According to the Department for Business , Innovation & Skills, over 1 million of Britain’s lowest-paid workers are set to benefit as the New Minimum Wage (NMW) rates come into force from 1 October 2014
It has been six years since the last real value increase in the adult rate minimum wage, the largest increase seen since 2008.
The independent LPC (Low Pay Commission), was established following the National Minimum Wage Act 1998 to advise the government on the National Minimum Wage.
The commission is made up of representatives from all sides of industry. The latest NMW recommendations to take affect from October 1st 2014, follow consultation with academics, businessess and workers representatives, together with extensive research and analysis.
In reaching its recommendations, the LPC “balanced the need to protect the earnings and jobs of low paid workers against the difficulties faced by employers and businesses, paying particular attention to the employment prospects of young people”.
The LPC predicts “that an increase in line with its recommendation would increse the number of jobs covered by the minimum wage by over a third, to around 1.25 million and would lift NMW workers’ pay relative to other earnings too.
The new National Minimum Wage rates from 1 October 2014 are:
– for workers 21 yrs and over – 3% increase from £6.31 to £6.50 per hour
– for workers 18-20 yrs – 2% increase from £5.03 to £5.13 per hour
– for workers 16-17 yrs – 2% increase from £3.72 to £3.79 per hour
– for apprentices – 2% increase from £2.68 to £2.73 per hour

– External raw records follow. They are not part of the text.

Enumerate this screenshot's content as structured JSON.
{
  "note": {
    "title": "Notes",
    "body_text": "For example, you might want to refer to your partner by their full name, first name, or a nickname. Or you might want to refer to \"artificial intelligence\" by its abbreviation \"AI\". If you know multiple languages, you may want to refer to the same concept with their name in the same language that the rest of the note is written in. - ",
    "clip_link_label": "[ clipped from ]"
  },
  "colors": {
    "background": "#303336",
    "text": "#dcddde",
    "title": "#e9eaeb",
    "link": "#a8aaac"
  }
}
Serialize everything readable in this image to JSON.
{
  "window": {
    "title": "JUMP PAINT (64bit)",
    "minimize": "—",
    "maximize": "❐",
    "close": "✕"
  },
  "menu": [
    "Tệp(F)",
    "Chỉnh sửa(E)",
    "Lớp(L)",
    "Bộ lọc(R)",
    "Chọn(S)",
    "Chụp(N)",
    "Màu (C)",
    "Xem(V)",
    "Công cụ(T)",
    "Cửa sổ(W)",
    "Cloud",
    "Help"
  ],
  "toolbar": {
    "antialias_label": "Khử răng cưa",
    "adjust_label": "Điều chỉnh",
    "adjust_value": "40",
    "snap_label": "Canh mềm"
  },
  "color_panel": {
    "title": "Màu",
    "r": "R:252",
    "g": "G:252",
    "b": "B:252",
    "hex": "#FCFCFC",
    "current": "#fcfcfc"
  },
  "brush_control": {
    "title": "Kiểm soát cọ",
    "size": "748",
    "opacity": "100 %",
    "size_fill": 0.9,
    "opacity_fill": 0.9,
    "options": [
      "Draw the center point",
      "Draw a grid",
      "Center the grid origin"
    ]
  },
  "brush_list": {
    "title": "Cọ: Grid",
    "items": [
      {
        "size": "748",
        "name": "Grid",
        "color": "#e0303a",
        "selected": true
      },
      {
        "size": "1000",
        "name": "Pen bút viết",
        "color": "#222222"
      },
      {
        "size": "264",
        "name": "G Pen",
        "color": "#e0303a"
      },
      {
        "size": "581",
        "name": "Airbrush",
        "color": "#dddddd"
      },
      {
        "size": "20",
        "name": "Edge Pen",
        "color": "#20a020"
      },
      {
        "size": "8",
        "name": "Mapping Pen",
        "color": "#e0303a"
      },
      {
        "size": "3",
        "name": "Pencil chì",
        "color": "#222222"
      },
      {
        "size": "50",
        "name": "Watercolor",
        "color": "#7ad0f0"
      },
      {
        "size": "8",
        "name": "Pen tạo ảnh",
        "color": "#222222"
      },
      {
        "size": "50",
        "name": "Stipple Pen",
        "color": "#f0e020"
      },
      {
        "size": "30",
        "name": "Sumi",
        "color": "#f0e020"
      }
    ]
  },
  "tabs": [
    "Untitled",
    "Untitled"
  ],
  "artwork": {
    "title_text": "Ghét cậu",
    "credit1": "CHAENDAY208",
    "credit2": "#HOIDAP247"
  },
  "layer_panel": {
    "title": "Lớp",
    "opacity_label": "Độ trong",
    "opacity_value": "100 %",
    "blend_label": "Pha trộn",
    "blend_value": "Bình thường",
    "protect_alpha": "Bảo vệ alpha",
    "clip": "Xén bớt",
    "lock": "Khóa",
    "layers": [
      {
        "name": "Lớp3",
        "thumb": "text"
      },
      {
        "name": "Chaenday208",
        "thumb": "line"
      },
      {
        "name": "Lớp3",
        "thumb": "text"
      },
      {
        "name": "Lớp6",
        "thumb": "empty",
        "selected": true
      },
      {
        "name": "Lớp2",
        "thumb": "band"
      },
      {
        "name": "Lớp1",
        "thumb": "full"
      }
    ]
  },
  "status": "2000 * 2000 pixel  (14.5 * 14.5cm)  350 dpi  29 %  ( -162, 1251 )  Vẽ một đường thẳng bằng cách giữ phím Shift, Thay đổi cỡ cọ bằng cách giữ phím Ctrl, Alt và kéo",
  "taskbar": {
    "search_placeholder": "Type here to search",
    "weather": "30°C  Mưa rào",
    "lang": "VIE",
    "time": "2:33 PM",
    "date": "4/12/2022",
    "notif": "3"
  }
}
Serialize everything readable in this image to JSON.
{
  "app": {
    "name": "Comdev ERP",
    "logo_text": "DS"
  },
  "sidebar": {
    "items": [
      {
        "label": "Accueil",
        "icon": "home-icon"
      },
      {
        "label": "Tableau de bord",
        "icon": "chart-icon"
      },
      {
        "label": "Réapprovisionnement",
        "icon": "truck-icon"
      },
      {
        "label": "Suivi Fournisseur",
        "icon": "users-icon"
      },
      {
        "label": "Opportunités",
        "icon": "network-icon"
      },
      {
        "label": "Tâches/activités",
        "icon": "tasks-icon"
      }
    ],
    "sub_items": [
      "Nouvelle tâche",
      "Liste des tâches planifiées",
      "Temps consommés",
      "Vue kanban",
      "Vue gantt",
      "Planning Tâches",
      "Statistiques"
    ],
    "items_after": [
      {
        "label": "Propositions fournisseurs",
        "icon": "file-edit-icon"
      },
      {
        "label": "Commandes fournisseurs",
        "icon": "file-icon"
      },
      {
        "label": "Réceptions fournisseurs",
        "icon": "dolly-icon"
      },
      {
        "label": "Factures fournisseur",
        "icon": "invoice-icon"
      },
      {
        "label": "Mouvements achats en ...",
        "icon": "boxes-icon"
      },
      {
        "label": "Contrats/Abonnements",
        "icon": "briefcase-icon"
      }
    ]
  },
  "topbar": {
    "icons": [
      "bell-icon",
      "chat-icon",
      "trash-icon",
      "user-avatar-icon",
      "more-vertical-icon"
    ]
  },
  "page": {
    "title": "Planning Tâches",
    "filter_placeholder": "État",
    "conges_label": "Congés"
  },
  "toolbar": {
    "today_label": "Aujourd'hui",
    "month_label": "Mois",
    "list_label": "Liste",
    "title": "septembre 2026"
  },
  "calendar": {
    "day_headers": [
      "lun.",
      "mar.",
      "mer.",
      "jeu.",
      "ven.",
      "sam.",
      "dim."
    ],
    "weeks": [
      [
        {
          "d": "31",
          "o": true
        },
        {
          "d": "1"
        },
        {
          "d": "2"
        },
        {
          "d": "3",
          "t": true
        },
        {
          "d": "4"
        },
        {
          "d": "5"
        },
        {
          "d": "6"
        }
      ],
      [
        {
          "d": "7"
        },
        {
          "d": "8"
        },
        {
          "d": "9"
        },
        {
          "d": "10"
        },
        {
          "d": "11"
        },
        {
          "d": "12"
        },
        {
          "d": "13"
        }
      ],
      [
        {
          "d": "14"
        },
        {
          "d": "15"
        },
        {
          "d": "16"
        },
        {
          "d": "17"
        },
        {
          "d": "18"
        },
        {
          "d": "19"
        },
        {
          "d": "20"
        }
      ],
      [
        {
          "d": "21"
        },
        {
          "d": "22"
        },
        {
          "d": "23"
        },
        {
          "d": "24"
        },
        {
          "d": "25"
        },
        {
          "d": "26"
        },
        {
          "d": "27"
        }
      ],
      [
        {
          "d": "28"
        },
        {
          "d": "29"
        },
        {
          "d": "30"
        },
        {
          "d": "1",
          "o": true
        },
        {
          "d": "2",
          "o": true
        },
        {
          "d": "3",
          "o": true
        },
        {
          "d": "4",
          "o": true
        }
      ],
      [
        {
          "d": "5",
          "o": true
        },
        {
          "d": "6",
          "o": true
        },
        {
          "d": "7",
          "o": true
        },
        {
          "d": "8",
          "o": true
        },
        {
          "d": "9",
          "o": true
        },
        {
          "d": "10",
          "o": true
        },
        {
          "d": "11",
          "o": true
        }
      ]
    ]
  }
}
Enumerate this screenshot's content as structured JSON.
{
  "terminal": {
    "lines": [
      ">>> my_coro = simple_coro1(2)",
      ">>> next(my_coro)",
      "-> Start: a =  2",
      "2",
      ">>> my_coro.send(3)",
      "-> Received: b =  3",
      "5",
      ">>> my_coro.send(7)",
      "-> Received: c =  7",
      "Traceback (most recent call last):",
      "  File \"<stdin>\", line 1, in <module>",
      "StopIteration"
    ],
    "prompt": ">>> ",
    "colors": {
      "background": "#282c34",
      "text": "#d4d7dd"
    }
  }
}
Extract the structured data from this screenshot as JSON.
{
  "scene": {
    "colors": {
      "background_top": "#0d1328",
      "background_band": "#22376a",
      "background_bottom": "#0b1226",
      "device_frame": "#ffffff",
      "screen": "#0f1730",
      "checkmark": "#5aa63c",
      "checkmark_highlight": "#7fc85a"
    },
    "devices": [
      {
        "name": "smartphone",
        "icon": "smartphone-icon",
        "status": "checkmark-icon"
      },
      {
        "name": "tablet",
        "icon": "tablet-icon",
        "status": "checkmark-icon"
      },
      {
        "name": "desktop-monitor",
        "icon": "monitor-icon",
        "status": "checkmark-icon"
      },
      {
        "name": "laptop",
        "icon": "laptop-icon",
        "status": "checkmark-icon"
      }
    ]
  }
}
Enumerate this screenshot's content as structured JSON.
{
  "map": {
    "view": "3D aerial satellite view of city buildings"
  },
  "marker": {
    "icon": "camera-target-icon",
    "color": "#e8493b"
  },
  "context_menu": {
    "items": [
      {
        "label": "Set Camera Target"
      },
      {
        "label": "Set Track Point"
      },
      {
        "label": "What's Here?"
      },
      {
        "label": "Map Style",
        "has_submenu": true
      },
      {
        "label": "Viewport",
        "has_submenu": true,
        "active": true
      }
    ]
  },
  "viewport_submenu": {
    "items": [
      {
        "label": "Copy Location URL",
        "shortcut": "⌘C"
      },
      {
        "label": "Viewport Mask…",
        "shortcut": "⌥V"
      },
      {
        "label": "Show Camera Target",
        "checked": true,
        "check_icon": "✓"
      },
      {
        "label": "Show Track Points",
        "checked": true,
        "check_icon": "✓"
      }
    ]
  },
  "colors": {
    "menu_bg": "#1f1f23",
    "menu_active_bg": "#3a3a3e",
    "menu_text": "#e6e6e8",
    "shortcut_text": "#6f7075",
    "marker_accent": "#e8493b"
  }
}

In short, a worker on the adult minimum wage rate working a 36-hour week, 52 weeks a year, would receive £355 a year more in their pay packet under the new £6.50 per hour minimum wage rate as of October 2014.